She’s evangelical about libraries – and well she might be. “We’ve battled over the years that cliche of ‘Shhh’, and of the librarian as a very stern person.” These days they’re bright, modern spaces, with free access for all, what she calls “a community living room”.
They’ve just opened a new library in Edgeworthstown, for example. “It’s a small town in rural Ireland. Our vision is to be that community living room for the town, a space to meet, where there are lots of things happening. Society has changed. In a town like Edgeworthstown, we have 26 or 28 nationalities. The library had to respond to that. So you have books in different languages, storytellers.”
She talks about the buzz there on Saturday mornings.
“If you live in rural Ireland, there isn’t a bookshop closeby, but there’s a library. We have I think 230 branch libraries around the country. So every town and village has a library, that space and access.”
Over recent years “we’ve invested in our spaces” so libraries are welcoming, and quick to respond to change with “not just a huge range of books” in modern, bright buildings but also events, readings, gallery spaces, computer facilities, workshops and sensory walls. “They might have a writer in, you can join the book club, do a coding class or an art class, a poetry workshop. There’s always something happening. Or you can sit quietly.”
What she’s describing are non-commercial safe spaces for citizens. “You can hang there all day if you wish. And people do. People come here for so many different reasons. What I’ve always loved about a library is, it doesn’t have any labels attached. It’s a very democratic space. Nobody’s asked to move on.”
These days there are no membership fees nor do you need to produce ID – “those barriers that would have been there in the past”. Abolishing fines for late book returns has been a game-changer, she says – and the books do come back. “People expected books would not be returned, but it’s actually the opposite if anything. Because sometimes it goes a day or two overdue, and I don’t have the money today but I’ll have it next week. And the next thing it goes under the bed or on the shelf and it’s forgotten. Now there’s no reason not to bring it back.”
Plus, “if I’m a library member, I have access to the stock of every public library in the country. Millions of books. Stock that was sitting on shelves in one county is moving around the country. A book can arrive in Lanesboro from west Cork in a few days. That has made a huge difference in terms of value for money too: you’re getting more bang for your buck.”

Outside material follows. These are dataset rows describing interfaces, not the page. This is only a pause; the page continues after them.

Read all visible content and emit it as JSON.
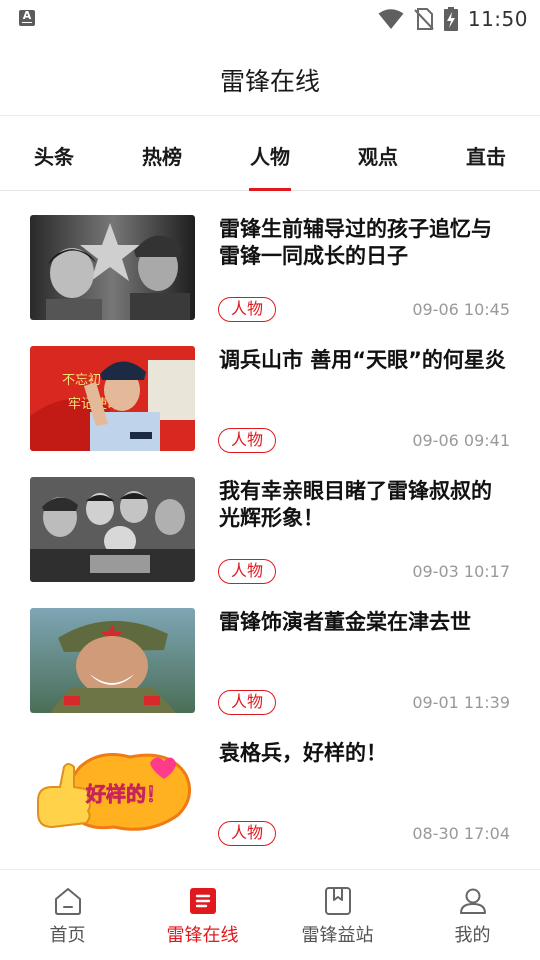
{
  "status_bar": {
    "notification_icon": "text-a-icon",
    "time": "11:50",
    "icons": [
      "wifi-icon",
      "no-sim-icon",
      "battery-charging-icon"
    ]
  },
  "header": {
    "title": "雷锋在线"
  },
  "tabs": [
    {
      "label": "头条",
      "active": false
    },
    {
      "label": "热榜",
      "active": false
    },
    {
      "label": "人物",
      "active": true
    },
    {
      "label": "观点",
      "active": false
    },
    {
      "label": "直击",
      "active": false
    }
  ],
  "news": [
    {
      "title": "雷锋生前辅导过的孩子追忆与雷锋一同成长的日子",
      "tag": "人物",
      "time": "09-06 10:45",
      "thumb": "photo-leifeng-with-child"
    },
    {
      "title": "调兵山市 善用“天眼”的何星炎",
      "tag": "人物",
      "time": "09-06 09:41",
      "thumb": "photo-police-salute"
    },
    {
      "title": "我有幸亲眼目睹了雷锋叔叔的光辉形象！",
      "tag": "人物",
      "time": "09-03 10:17",
      "thumb": "photo-leifeng-with-children"
    },
    {
      "title": "雷锋饰演者董金棠在津去世",
      "tag": "人物",
      "time": "09-01 11:39",
      "thumb": "photo-soldier-portrait"
    },
    {
      "title": "袁格兵，好样的！",
      "tag": "人物",
      "time": "08-30 17:04",
      "thumb": "thumbs-up-badge",
      "thumb_text": "好样的！"
    }
  ],
  "bottom_nav": [
    {
      "label": "首页",
      "icon": "home-icon",
      "active": false
    },
    {
      "label": "雷锋在线",
      "icon": "list-doc-icon",
      "active": true
    },
    {
      "label": "雷锋益站",
      "icon": "bookmark-book-icon",
      "active": false
    },
    {
      "label": "我的",
      "icon": "user-icon",
      "active": false
    }
  ],
  "colors": {
    "accent": "#e0191f",
    "text": "#111111",
    "muted": "#999999"
  }
}
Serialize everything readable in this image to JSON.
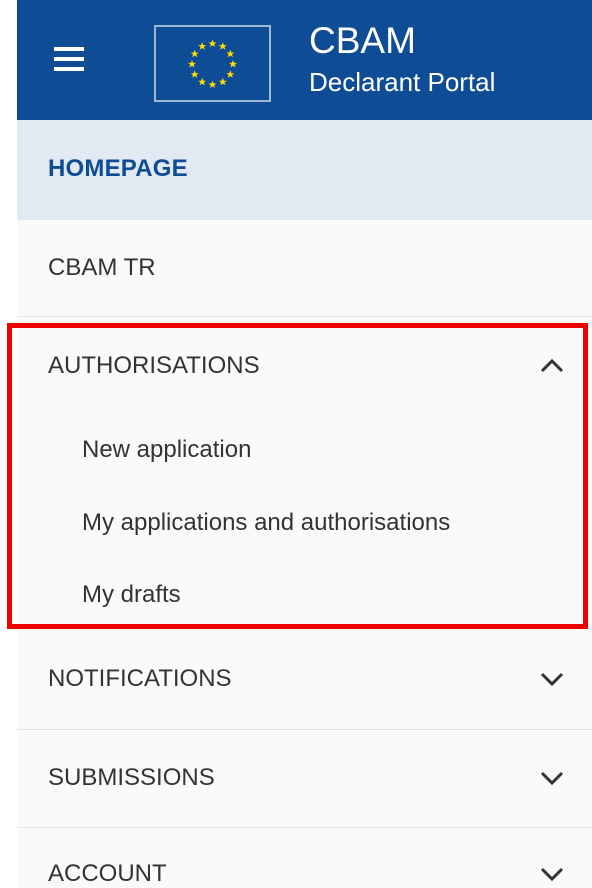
{
  "header": {
    "menu_icon": "hamburger-menu-icon",
    "flag_icon": "eu-flag-icon",
    "title": "CBAM",
    "subtitle": "Declarant Portal",
    "background_color": "#0e4c96"
  },
  "nav": {
    "homepage": {
      "label": "HOMEPAGE",
      "active": true
    },
    "cbam_tr": {
      "label": "CBAM TR"
    },
    "authorisations": {
      "label": "AUTHORISATIONS",
      "expanded": true,
      "chevron_icon": "chevron-up-icon",
      "items": [
        {
          "label": "New application"
        },
        {
          "label": "My applications and authorisations"
        },
        {
          "label": "My drafts"
        }
      ]
    },
    "notifications": {
      "label": "NOTIFICATIONS",
      "chevron_icon": "chevron-down-icon"
    },
    "submissions": {
      "label": "SUBMISSIONS",
      "chevron_icon": "chevron-down-icon"
    },
    "account": {
      "label": "ACCOUNT",
      "chevron_icon": "chevron-down-icon"
    }
  },
  "highlight_color": "#ee0000"
}
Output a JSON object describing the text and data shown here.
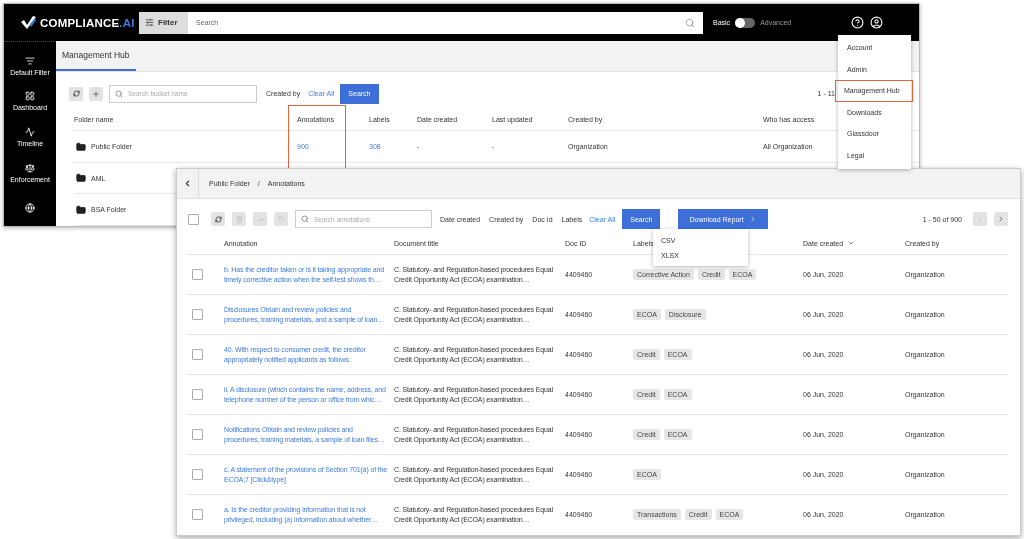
{
  "app": {
    "logo": {
      "name": "COMPLIANCE",
      "suffix": ".AI"
    },
    "filter_button": "Filter",
    "search": {
      "placeholder": "Search"
    },
    "mode_toggle": {
      "left_label": "Basic",
      "right_label": "Advanced",
      "on": false
    }
  },
  "sidebar": {
    "items": [
      {
        "label": "Default Filter",
        "kind": "filter"
      },
      {
        "label": "Dashboard",
        "kind": "dashboard"
      },
      {
        "label": "Timeline",
        "kind": "timeline"
      },
      {
        "label": "Enforcement",
        "kind": "enforcement"
      },
      {
        "kind": "globe"
      }
    ]
  },
  "account_menu": {
    "items": [
      {
        "label": "Account",
        "selected": false
      },
      {
        "label": "Admin",
        "selected": false
      },
      {
        "label": "Management Hub",
        "selected": true
      },
      {
        "label": "Downloads",
        "selected": false
      },
      {
        "label": "Glassdoor",
        "selected": false
      },
      {
        "label": "Legal",
        "selected": false
      }
    ]
  },
  "management_hub": {
    "tab": "Management Hub",
    "search": {
      "placeholder": "Search bucket name"
    },
    "filter": "Created by",
    "clear": "Clear All",
    "search_button": "Search",
    "pagination": "1 - 11",
    "columns": [
      {
        "label": "Folder name",
        "highlighted": false
      },
      {
        "label": "Annotations",
        "highlighted": true
      },
      {
        "label": "Labels",
        "highlighted": false
      },
      {
        "label": "Date created",
        "highlighted": false
      },
      {
        "label": "Last updated",
        "highlighted": false
      },
      {
        "label": "Created by",
        "highlighted": false
      },
      {
        "label": "Who has access",
        "highlighted": false
      }
    ],
    "rows": [
      {
        "name": "Public Folder",
        "cells": [
          "900",
          "308",
          "-",
          "-",
          "Organization",
          "All Organization"
        ]
      },
      {
        "name": "AML"
      },
      {
        "name": "BSA Folder"
      }
    ]
  },
  "annotations_panel": {
    "breadcrumb": [
      "Public Folder",
      "Annotations"
    ],
    "separator": "/",
    "select_all": {
      "checked": false
    },
    "actions": [
      {
        "kind": "refresh",
        "disabled": false
      },
      {
        "kind": "delete",
        "disabled": true
      },
      {
        "kind": "share",
        "disabled": true
      },
      {
        "kind": "tag",
        "disabled": true
      }
    ],
    "search": {
      "placeholder": "Search annotations"
    },
    "filters": [
      "Date created",
      "Created by",
      "Doc Id",
      "Labels"
    ],
    "clear": "Clear All",
    "search_button": "Search",
    "download": {
      "label": "Download Report",
      "expanded": true,
      "options": [
        "CSV",
        "XLSX"
      ]
    },
    "pagination": {
      "text": "1 - 50 of 900",
      "prev_disabled": true,
      "next_disabled": false
    },
    "columns": [
      {
        "label": "Annotation",
        "sorted": false
      },
      {
        "label": "Document title",
        "sorted": false
      },
      {
        "label": "Doc ID",
        "sorted": false
      },
      {
        "label": "Labels",
        "sorted": false
      },
      {
        "label": "Date created",
        "sorted": true
      },
      {
        "label": "Created by",
        "sorted": false
      }
    ],
    "rows": [
      {
        "checked": false,
        "annotation": "b. Has the creditor taken or is it taking appropriate and timely corrective action when the self-test shows th…",
        "document_title": "C. Statutory- and Regulation-based procedures Equal Credit Opportunity Act (ECOA) examination…",
        "doc_id": "4409460",
        "labels": [
          "Corrective Action",
          "Credit",
          "ECOA"
        ],
        "date": "06 Jun, 2020",
        "created_by": "Organization"
      },
      {
        "checked": false,
        "annotation": "Disclosures Obtain and review policies and procedures, training materials, and a sample of loan…",
        "document_title": "C. Statutory- and Regulation-based procedures Equal Credit Opportunity Act (ECOA) examination…",
        "doc_id": "4409460",
        "labels": [
          "ECOA",
          "Disclosure"
        ],
        "date": "06 Jun, 2020",
        "created_by": "Organization"
      },
      {
        "checked": false,
        "annotation": "40. With respect to consumer credit, the creditor appropriately notified applicants as follows:",
        "document_title": "C. Statutory- and Regulation-based procedures Equal Credit Opportunity Act (ECOA) examination…",
        "doc_id": "4409460",
        "labels": [
          "Credit",
          "ECOA"
        ],
        "date": "06 Jun, 2020",
        "created_by": "Organization"
      },
      {
        "checked": false,
        "annotation": "ii. A disclosure (which contains the name, address, and telephone number of the person or office from whic…",
        "document_title": "C. Statutory- and Regulation-based procedures Equal Credit Opportunity Act (ECOA) examination…",
        "doc_id": "4409460",
        "labels": [
          "Credit",
          "ECOA"
        ],
        "date": "06 Jun, 2020",
        "created_by": "Organization"
      },
      {
        "checked": false,
        "annotation": "Notifications Obtain and review policies and procedures, training materials, a sample of loan files…",
        "document_title": "C. Statutory- and Regulation-based procedures Equal Credit Opportunity Act (ECOA) examination…",
        "doc_id": "4409460",
        "labels": [
          "Credit",
          "ECOA"
        ],
        "date": "06 Jun, 2020",
        "created_by": "Organization"
      },
      {
        "checked": false,
        "annotation": "c. A statement of the provisions of Section 701(a) of the ECOA;7 [Click&type]",
        "document_title": "C. Statutory- and Regulation-based procedures Equal Credit Opportunity Act (ECOA) examination…",
        "doc_id": "4409460",
        "labels": [
          "ECOA"
        ],
        "date": "06 Jun, 2020",
        "created_by": "Organization"
      },
      {
        "checked": false,
        "annotation": "a. Is the creditor providing information that is not privileged, including (a) information about whether…",
        "document_title": "C. Statutory- and Regulation-based procedures Equal Credit Opportunity Act (ECOA) examination…",
        "doc_id": "4409460",
        "labels": [
          "Transactions",
          "Credit",
          "ECOA"
        ],
        "date": "06 Jun, 2020",
        "created_by": "Organization"
      }
    ]
  }
}
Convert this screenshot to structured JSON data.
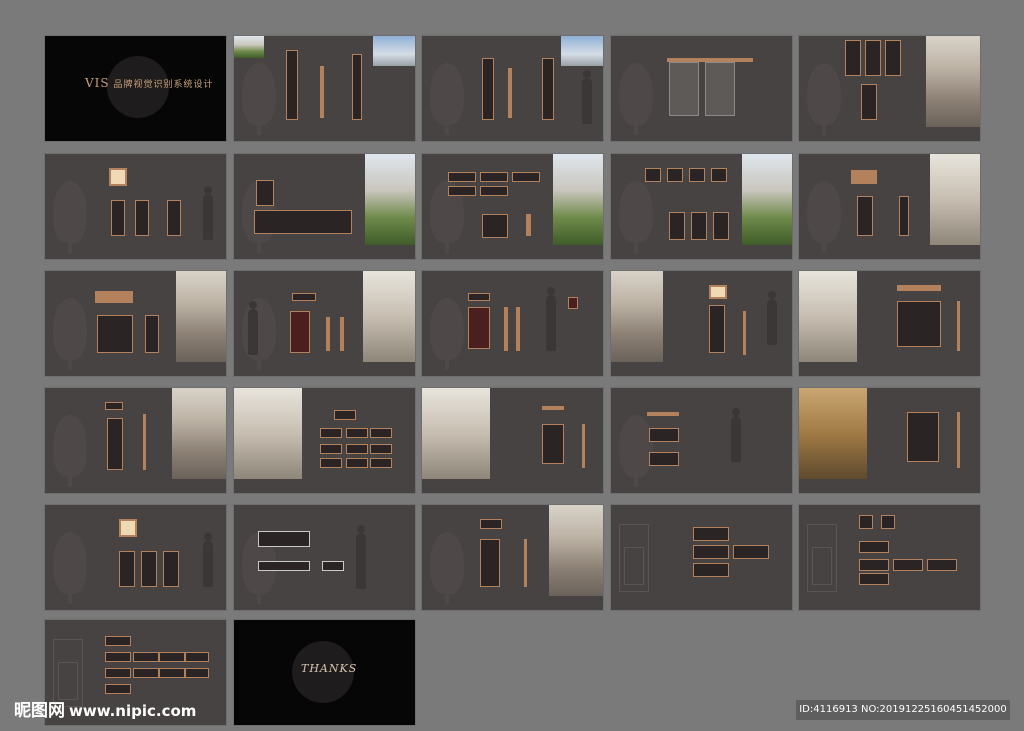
{
  "cover": {
    "brand": "VIS",
    "title": "品牌视觉识别系统设计"
  },
  "closing": {
    "text": "THANKS"
  },
  "watermark": {
    "site_cn": "昵图网",
    "site_url": "www.nipic.com"
  },
  "image_info": {
    "text": "ID:4116913 NO:20191225160451452000"
  },
  "colors": {
    "background": "#7a7a7a",
    "slide": "#474342",
    "accent_copper": "#b3825c"
  }
}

Irelandreads.ie asks everyone to “squeeze in a read” on Friday, with support from book “ambassadors”, reading reminders, events and throwing up book suggestions based on interests and reading level. There’s also an odd quantification of all that reading, by inviting pledges of reading time on February 25th; the total was 142,075 minutes when last we checked.
Pandemic and reading
As Reynolds observes, “There are very few things you can do that don’t require any intervention from anybody else. You can read a book anywhere. I love to go to bed and read.” Unsurprisingly, her top tip for reading more is “Drop into your local library. Just because, say, I’d never read fiction, but maybe you have a great interest in history or sport. Or maybe you love antiques. One size doesn’t fit all, and one thing you have in a library is choice. And we’re all curious about what other people are reading.
“I think a lot of people realised during the pandemic how much pleasure a book can give you. And when you’re travelling, you can get tired of listening to music or sometimes the radio can stress you. But it’s lovely to get into an audio book. It gobbles up the miles. It’s another world. That’s what it does. There’s nothing more relaxing, enjoyable, inspiring than sitting down to whatever you like. Books are a great medicine, for the mind, and for the heart and soul. And the people you meet in the library. We have a banner: readers become leaders. There’s so much we learn about ourselves and others. Who doesn’t love a good story?”